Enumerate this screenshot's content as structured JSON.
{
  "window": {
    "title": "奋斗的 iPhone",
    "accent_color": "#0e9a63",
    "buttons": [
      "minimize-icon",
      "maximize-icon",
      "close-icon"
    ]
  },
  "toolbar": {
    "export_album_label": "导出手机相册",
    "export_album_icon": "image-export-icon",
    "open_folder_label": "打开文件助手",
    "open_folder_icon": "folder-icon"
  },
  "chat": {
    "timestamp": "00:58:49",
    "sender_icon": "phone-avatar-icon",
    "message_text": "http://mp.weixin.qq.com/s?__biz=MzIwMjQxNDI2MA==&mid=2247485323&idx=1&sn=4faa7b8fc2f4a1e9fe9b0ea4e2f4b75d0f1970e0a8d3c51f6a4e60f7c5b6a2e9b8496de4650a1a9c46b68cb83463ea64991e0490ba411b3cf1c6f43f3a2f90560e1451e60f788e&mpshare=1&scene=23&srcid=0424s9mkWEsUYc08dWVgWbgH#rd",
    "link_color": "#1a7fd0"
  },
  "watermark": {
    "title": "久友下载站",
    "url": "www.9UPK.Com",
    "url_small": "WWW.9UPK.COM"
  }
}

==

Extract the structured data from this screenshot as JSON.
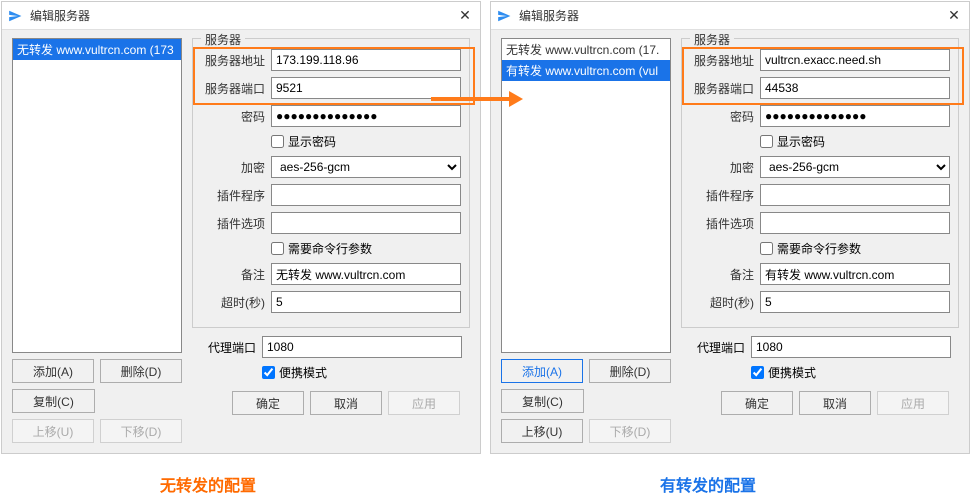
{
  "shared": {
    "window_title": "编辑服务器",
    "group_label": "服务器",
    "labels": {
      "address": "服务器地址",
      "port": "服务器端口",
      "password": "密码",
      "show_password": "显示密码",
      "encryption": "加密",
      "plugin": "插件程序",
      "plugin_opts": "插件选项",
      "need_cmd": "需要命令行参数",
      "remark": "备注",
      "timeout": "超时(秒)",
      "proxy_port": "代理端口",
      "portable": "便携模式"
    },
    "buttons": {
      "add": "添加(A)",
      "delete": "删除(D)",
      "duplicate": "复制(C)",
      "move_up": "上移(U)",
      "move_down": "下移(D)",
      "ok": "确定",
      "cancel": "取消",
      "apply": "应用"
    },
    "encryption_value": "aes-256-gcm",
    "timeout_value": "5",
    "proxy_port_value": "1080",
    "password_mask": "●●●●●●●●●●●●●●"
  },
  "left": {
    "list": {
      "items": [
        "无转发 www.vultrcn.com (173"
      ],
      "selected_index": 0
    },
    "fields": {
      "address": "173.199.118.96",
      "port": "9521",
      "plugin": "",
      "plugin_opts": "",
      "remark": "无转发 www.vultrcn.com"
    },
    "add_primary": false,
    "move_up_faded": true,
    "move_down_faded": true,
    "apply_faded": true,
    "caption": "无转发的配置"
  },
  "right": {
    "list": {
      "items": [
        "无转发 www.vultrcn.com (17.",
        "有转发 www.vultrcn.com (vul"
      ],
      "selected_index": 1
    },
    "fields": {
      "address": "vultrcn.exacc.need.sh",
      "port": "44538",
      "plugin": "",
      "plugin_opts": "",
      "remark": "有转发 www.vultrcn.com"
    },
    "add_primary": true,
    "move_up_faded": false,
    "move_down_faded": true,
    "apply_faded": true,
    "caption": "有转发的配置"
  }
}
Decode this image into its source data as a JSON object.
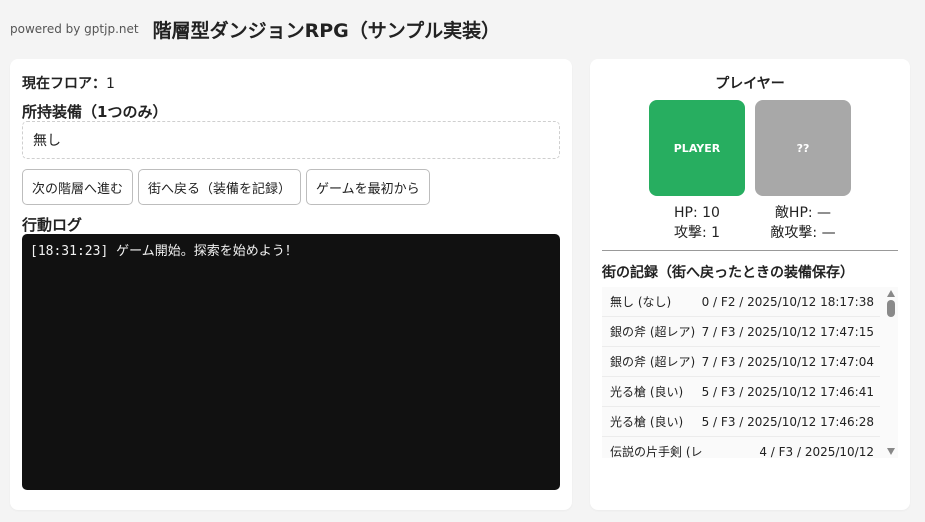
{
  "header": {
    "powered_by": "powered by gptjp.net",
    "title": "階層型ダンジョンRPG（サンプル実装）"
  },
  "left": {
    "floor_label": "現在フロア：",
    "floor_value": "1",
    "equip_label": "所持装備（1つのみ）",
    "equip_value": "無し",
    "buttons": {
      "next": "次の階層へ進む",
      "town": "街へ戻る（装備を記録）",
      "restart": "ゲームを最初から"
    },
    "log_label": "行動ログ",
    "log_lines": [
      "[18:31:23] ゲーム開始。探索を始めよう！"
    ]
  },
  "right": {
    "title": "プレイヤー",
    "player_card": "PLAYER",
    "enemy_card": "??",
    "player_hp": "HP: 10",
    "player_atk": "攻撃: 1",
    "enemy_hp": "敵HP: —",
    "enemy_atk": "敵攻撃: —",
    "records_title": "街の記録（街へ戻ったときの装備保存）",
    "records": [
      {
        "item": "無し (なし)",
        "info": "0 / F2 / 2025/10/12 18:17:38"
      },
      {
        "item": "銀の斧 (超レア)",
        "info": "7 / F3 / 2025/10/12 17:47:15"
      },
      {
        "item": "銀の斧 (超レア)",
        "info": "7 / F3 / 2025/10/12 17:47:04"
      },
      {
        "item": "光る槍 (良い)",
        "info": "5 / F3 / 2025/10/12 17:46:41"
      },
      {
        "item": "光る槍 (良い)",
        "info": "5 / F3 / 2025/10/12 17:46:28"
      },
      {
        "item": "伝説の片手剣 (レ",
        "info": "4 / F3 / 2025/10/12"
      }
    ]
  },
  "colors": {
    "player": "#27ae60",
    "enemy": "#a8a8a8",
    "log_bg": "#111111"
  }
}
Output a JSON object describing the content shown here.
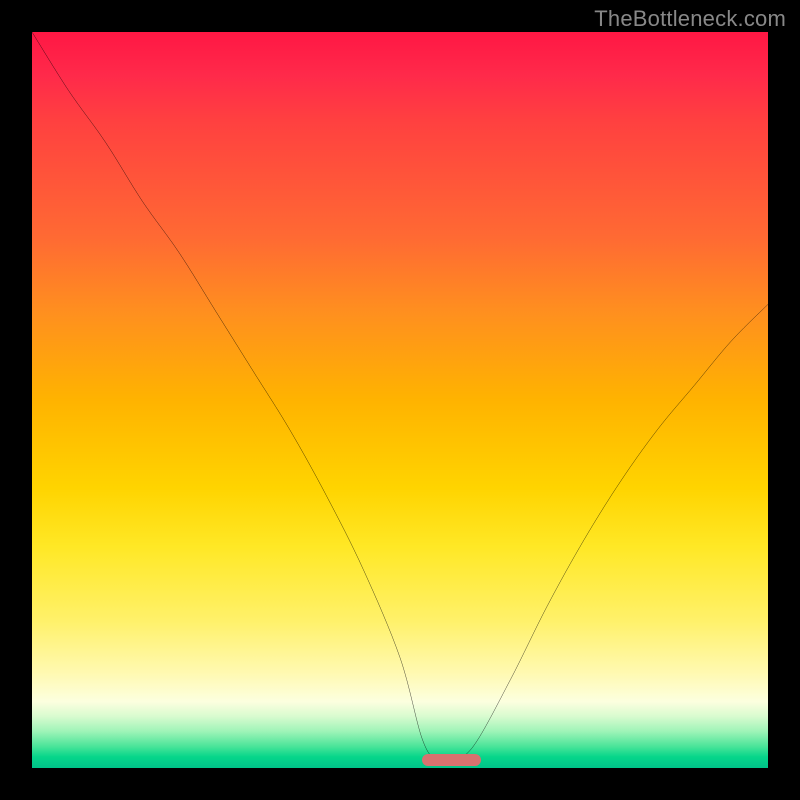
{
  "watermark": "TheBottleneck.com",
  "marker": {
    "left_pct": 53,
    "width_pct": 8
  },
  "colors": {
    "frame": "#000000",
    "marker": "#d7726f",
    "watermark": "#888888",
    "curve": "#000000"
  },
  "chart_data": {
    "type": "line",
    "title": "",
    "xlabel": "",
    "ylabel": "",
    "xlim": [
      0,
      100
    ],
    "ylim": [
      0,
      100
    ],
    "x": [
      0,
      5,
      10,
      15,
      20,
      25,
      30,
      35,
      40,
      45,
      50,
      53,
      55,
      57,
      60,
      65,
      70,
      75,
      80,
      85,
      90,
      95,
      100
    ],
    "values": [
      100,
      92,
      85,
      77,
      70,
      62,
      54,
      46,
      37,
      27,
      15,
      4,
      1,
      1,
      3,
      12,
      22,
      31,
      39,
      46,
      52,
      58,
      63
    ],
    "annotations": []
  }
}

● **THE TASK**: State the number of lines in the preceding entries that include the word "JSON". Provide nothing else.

● **WRITTEN SOLUTION**: 4